● Work instructions
I would like the records restated word for word, without the pictures.

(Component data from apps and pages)

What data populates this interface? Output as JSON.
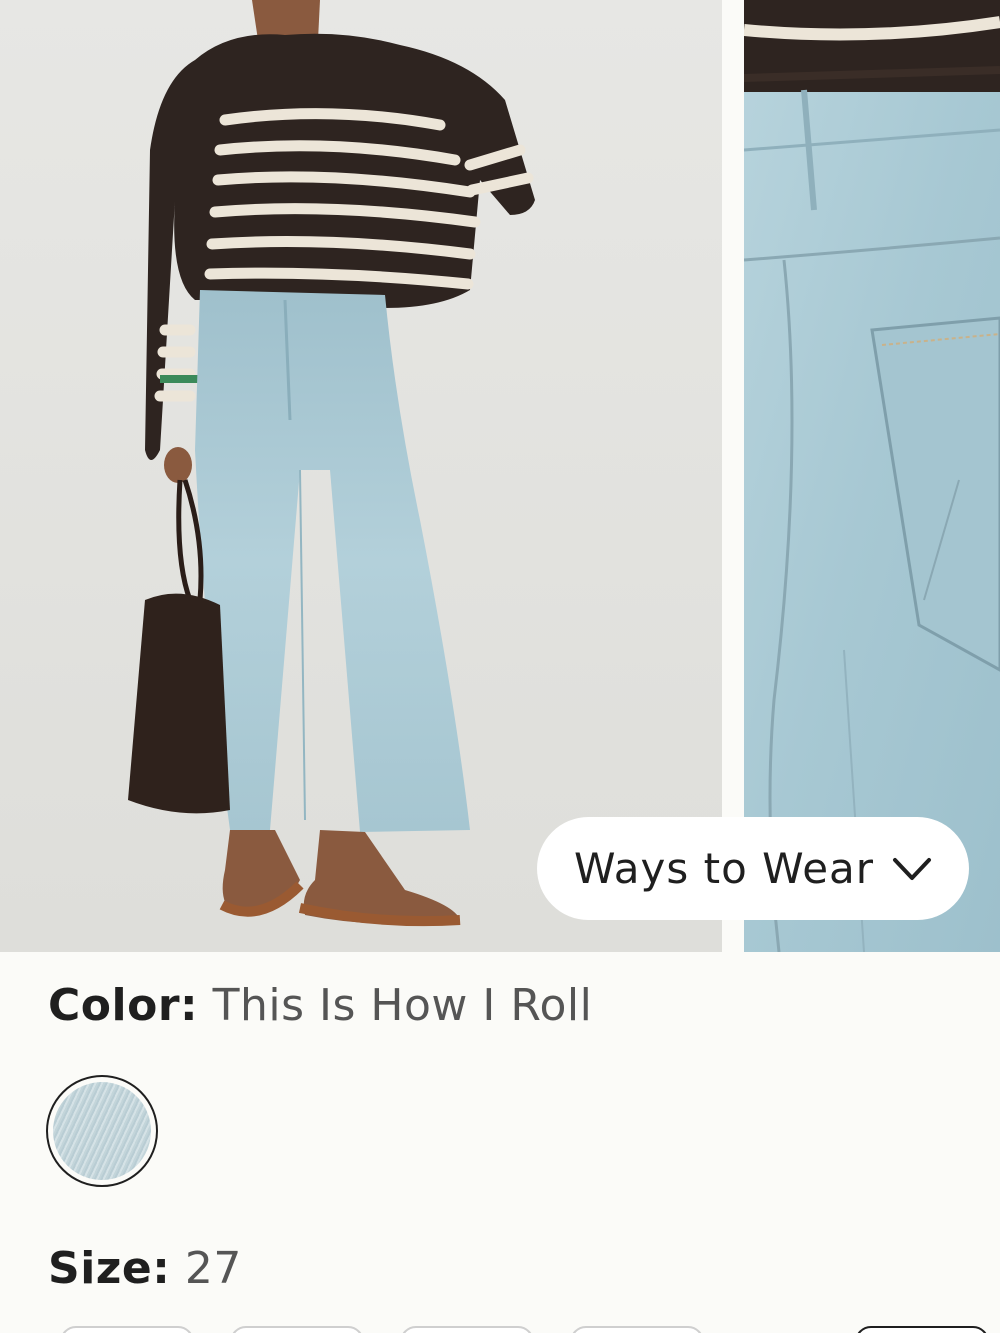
{
  "gallery": {
    "ways_to_wear_label": "Ways to Wear",
    "chevron_icon": "chevron-down-icon"
  },
  "product": {
    "color_key": "Color:",
    "color_value": "This Is How I Roll",
    "size_key": "Size:",
    "size_value": "27"
  },
  "colors": {
    "background": "#fbfbf8",
    "denim": "#a9c9d4",
    "sweater": "#2e2420",
    "stripe": "#ece5d8"
  }
}
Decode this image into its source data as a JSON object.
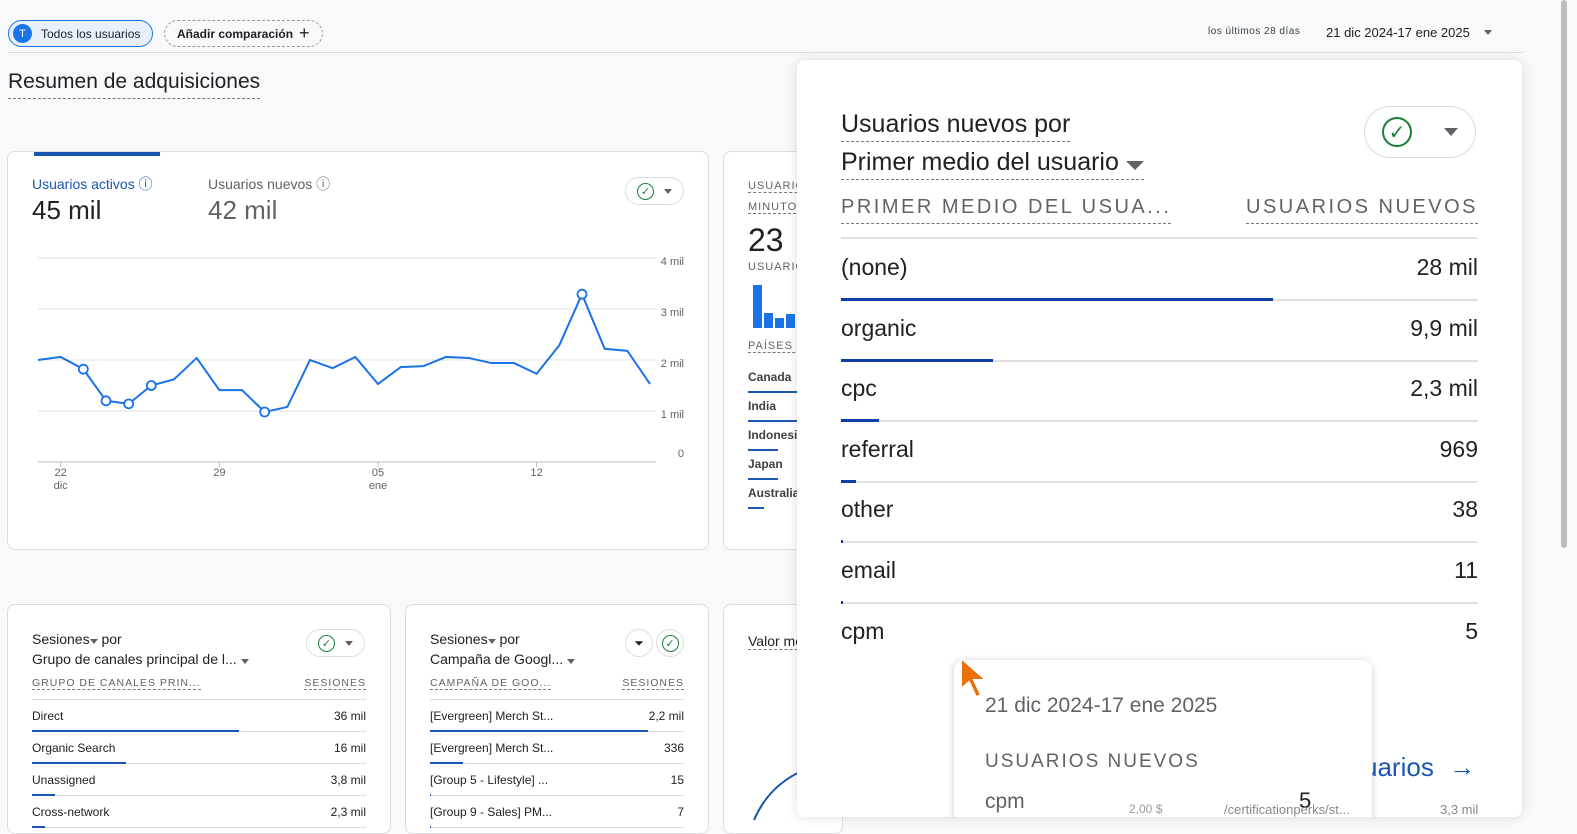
{
  "header": {
    "segment_initial": "T",
    "segment": "Todos los usuarios",
    "add_comparison": "Añadir comparación",
    "range_label": "los últimos 28 días",
    "date_range": "21 dic 2024-17 ene 2025"
  },
  "page_title": "Resumen de adquisiciones",
  "main_card": {
    "metric1_label": "Usuarios activos",
    "metric1_value": "45 mil",
    "metric2_label": "Usuarios nuevos",
    "metric2_value": "42 mil"
  },
  "chart_data": {
    "type": "line",
    "title": "Usuarios activos",
    "x_ticks": [
      {
        "label": "22",
        "sub": "dic",
        "index": 1
      },
      {
        "label": "29",
        "sub": "",
        "index": 8
      },
      {
        "label": "05",
        "sub": "ene",
        "index": 15
      },
      {
        "label": "12",
        "sub": "",
        "index": 22
      }
    ],
    "y_ticks": [
      "0",
      "1 mil",
      "2 mil",
      "3 mil",
      "4 mil"
    ],
    "ylim": [
      0,
      4000
    ],
    "values": [
      2000,
      2060,
      1820,
      1200,
      1140,
      1500,
      1620,
      2040,
      1410,
      1410,
      980,
      1080,
      2000,
      1840,
      2060,
      1530,
      1860,
      1880,
      2060,
      2040,
      1940,
      1940,
      1730,
      2290,
      3290,
      2220,
      2180,
      1530
    ],
    "markers": [
      2,
      3,
      4,
      5,
      10,
      24
    ]
  },
  "realtime_card": {
    "label1": "USUARIOS",
    "label2": "MINUTOS",
    "value": "23",
    "label3": "USUARIOS",
    "countries_label": "PAÍSES P",
    "countries": [
      "Canada",
      "India",
      "Indonesia",
      "Japan",
      "Australia"
    ]
  },
  "sessions_channel": {
    "title1": "Sesiones",
    "by": "por",
    "title2": "Grupo de canales principal de l...",
    "col1": "GRUPO DE CANALES PRIN...",
    "col2": "SESIONES",
    "rows": [
      {
        "name": "Direct",
        "value": "36 mil",
        "pct": 62
      },
      {
        "name": "Organic Search",
        "value": "16 mil",
        "pct": 28
      },
      {
        "name": "Unassigned",
        "value": "3,8 mil",
        "pct": 7
      },
      {
        "name": "Cross-network",
        "value": "2,3 mil",
        "pct": 4
      }
    ]
  },
  "sessions_campaign": {
    "title1": "Sesiones",
    "by": "por",
    "title2": "Campaña de Googl...",
    "col1": "CAMPAÑA DE GOO...",
    "col2": "SESIONES",
    "rows": [
      {
        "name": "[Evergreen] Merch St...",
        "value": "2,2 mil",
        "pct": 86
      },
      {
        "name": "[Evergreen] Merch St...",
        "value": "336",
        "pct": 13
      },
      {
        "name": "[Group 5 - Lifestyle] ...",
        "value": "15",
        "pct": 0.5
      },
      {
        "name": "[Group 9 - Sales] PM...",
        "value": "7",
        "pct": 0.3
      }
    ]
  },
  "value_card": {
    "title": "Valor me"
  },
  "magnifier": {
    "title1": "Usuarios nuevos por",
    "title2": "Primer medio del usuario",
    "col1": "PRIMER MEDIO DEL USUA...",
    "col2": "USUARIOS NUEVOS",
    "rows": [
      {
        "name": "(none)",
        "value": "28 mil",
        "pct": 68
      },
      {
        "name": "organic",
        "value": "9,9 mil",
        "pct": 24
      },
      {
        "name": "cpc",
        "value": "2,3 mil",
        "pct": 6
      },
      {
        "name": "referral",
        "value": "969",
        "pct": 2.4
      },
      {
        "name": "other",
        "value": "38",
        "pct": 0.3
      },
      {
        "name": "email",
        "value": "11",
        "pct": 0.2
      },
      {
        "name": "cpm",
        "value": "5",
        "pct": 0.1
      }
    ],
    "link": "uarios",
    "tooltip": {
      "date": "21 dic 2024-17 ene 2025",
      "metric": "USUARIOS NUEVOS",
      "row_name": "cpm",
      "row_value": "5"
    },
    "behind_texts": [
      "2,00 $",
      "/certificationperks/st...",
      "3,3 mil"
    ]
  }
}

● Written answer
What data populates this interface? Output as JSON.
{
  "gallery": {
    "ways_to_wear_label": "Ways to Wear",
    "chevron_icon": "chevron-down-icon"
  },
  "product": {
    "color_key": "Color:",
    "color_value": "This Is How I Roll",
    "size_key": "Size:",
    "size_value": "27"
  },
  "colors": {
    "background": "#fbfbf8",
    "denim": "#a9c9d4",
    "sweater": "#2e2420",
    "stripe": "#ece5d8"
  }
}
Decode this image into its source data as a JSON object.
{
  "header": {
    "segment_initial": "T",
    "segment": "Todos los usuarios",
    "add_comparison": "Añadir comparación",
    "range_label": "los últimos 28 días",
    "date_range": "21 dic 2024-17 ene 2025"
  },
  "page_title": "Resumen de adquisiciones",
  "main_card": {
    "metric1_label": "Usuarios activos",
    "metric1_value": "45 mil",
    "metric2_label": "Usuarios nuevos",
    "metric2_value": "42 mil"
  },
  "chart_data": {
    "type": "line",
    "title": "Usuarios activos",
    "x_ticks": [
      {
        "label": "22",
        "sub": "dic",
        "index": 1
      },
      {
        "label": "29",
        "sub": "",
        "index": 8
      },
      {
        "label": "05",
        "sub": "ene",
        "index": 15
      },
      {
        "label": "12",
        "sub": "",
        "index": 22
      }
    ],
    "y_ticks": [
      "0",
      "1 mil",
      "2 mil",
      "3 mil",
      "4 mil"
    ],
    "ylim": [
      0,
      4000
    ],
    "values": [
      2000,
      2060,
      1820,
      1200,
      1140,
      1500,
      1620,
      2040,
      1410,
      1410,
      980,
      1080,
      2000,
      1840,
      2060,
      1530,
      1860,
      1880,
      2060,
      2040,
      1940,
      1940,
      1730,
      2290,
      3290,
      2220,
      2180,
      1530
    ],
    "markers": [
      2,
      3,
      4,
      5,
      10,
      24
    ]
  },
  "realtime_card": {
    "label1": "USUARIOS",
    "label2": "MINUTOS",
    "value": "23",
    "label3": "USUARIOS",
    "countries_label": "PAÍSES P",
    "countries": [
      "Canada",
      "India",
      "Indonesia",
      "Japan",
      "Australia"
    ]
  },
  "sessions_channel": {
    "title1": "Sesiones",
    "by": "por",
    "title2": "Grupo de canales principal de l...",
    "col1": "GRUPO DE CANALES PRIN...",
    "col2": "SESIONES",
    "rows": [
      {
        "name": "Direct",
        "value": "36 mil",
        "pct": 62
      },
      {
        "name": "Organic Search",
        "value": "16 mil",
        "pct": 28
      },
      {
        "name": "Unassigned",
        "value": "3,8 mil",
        "pct": 7
      },
      {
        "name": "Cross-network",
        "value": "2,3 mil",
        "pct": 4
      }
    ]
  },
  "sessions_campaign": {
    "title1": "Sesiones",
    "by": "por",
    "title2": "Campaña de Googl...",
    "col1": "CAMPAÑA DE GOO...",
    "col2": "SESIONES",
    "rows": [
      {
        "name": "[Evergreen] Merch St...",
        "value": "2,2 mil",
        "pct": 86
      },
      {
        "name": "[Evergreen] Merch St...",
        "value": "336",
        "pct": 13
      },
      {
        "name": "[Group 5 - Lifestyle] ...",
        "value": "15",
        "pct": 0.5
      },
      {
        "name": "[Group 9 - Sales] PM...",
        "value": "7",
        "pct": 0.3
      }
    ]
  },
  "value_card": {
    "title": "Valor me"
  },
  "magnifier": {
    "title1": "Usuarios nuevos por",
    "title2": "Primer medio del usuario",
    "col1": "PRIMER MEDIO DEL USUA...",
    "col2": "USUARIOS NUEVOS",
    "rows": [
      {
        "name": "(none)",
        "value": "28 mil",
        "pct": 68
      },
      {
        "name": "organic",
        "value": "9,9 mil",
        "pct": 24
      },
      {
        "name": "cpc",
        "value": "2,3 mil",
        "pct": 6
      },
      {
        "name": "referral",
        "value": "969",
        "pct": 2.4
      },
      {
        "name": "other",
        "value": "38",
        "pct": 0.3
      },
      {
        "name": "email",
        "value": "11",
        "pct": 0.2
      },
      {
        "name": "cpm",
        "value": "5",
        "pct": 0.1
      }
    ],
    "link": "uarios",
    "tooltip": {
      "date": "21 dic 2024-17 ene 2025",
      "metric": "USUARIOS NUEVOS",
      "row_name": "cpm",
      "row_value": "5"
    },
    "behind_texts": [
      "2,00 $",
      "/certificationperks/st...",
      "3,3 mil"
    ]
  }
}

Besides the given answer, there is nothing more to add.